Task objective:
Within the listing below, filter for "prices" and copy every matching line.

Provided entries:
○ ○ ○

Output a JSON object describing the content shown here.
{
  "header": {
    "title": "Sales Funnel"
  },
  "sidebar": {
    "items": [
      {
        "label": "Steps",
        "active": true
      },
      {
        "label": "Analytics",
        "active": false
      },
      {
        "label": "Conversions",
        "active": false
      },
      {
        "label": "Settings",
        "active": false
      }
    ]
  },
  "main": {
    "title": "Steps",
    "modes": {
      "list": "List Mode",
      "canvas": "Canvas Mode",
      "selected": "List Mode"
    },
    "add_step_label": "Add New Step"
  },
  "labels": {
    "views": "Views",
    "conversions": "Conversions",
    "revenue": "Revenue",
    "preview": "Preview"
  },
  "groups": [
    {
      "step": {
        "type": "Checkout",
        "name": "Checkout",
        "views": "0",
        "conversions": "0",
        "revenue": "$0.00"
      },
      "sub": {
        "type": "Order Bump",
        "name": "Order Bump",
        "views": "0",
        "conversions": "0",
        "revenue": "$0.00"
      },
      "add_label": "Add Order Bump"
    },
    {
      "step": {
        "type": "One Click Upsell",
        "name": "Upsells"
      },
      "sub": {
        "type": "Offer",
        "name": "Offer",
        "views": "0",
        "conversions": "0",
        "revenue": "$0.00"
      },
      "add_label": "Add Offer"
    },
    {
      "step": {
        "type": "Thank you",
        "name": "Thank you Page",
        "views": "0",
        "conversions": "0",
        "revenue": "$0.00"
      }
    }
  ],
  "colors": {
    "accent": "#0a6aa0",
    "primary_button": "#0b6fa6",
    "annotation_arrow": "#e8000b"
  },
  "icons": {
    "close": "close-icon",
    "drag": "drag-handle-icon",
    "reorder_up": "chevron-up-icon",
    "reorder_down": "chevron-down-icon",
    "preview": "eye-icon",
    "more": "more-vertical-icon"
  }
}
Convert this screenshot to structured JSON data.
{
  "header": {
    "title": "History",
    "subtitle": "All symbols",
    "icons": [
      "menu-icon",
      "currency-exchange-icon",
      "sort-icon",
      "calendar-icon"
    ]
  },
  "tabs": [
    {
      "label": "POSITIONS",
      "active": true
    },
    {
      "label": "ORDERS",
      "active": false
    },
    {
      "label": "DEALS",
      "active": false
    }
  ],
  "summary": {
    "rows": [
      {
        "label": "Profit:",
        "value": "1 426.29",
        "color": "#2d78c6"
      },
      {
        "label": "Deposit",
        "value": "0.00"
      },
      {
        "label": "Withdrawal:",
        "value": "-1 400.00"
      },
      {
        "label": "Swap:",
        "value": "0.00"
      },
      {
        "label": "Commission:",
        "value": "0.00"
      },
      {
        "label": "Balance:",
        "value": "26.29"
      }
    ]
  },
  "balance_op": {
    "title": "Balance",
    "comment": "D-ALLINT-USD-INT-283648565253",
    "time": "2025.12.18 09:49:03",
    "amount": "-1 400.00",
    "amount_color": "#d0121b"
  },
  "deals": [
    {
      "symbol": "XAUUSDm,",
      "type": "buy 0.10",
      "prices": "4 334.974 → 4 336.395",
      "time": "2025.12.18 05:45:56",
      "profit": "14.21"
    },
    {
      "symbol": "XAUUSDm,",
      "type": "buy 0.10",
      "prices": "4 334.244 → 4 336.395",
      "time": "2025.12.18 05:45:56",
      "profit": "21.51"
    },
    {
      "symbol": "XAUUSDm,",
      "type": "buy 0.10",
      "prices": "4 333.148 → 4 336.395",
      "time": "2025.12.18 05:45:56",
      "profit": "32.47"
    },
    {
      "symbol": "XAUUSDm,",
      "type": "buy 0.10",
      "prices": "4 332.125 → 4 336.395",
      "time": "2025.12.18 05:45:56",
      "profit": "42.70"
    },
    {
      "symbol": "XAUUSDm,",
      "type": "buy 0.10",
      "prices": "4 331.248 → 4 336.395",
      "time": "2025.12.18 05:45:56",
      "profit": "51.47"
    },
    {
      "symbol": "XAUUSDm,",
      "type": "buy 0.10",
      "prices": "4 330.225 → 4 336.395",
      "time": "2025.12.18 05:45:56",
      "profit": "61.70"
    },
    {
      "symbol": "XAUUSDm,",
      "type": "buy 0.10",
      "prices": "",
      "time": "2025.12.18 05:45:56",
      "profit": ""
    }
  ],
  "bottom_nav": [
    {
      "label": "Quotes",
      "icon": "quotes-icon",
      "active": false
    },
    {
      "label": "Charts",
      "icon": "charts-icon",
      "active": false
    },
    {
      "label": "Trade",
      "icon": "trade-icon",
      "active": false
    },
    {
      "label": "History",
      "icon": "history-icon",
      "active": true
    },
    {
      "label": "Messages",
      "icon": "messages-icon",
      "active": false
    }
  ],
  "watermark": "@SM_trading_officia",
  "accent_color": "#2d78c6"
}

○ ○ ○

The answer:
      "prices": "4 334.974 → 4 336.395",
      "prices": "4 334.244 → 4 336.395",
      "prices": "4 333.148 → 4 336.395",
      "prices": "4 332.125 → 4 336.395",
      "prices": "4 331.248 → 4 336.395",
      "prices": "4 330.225 → 4 336.395",
      "prices": "",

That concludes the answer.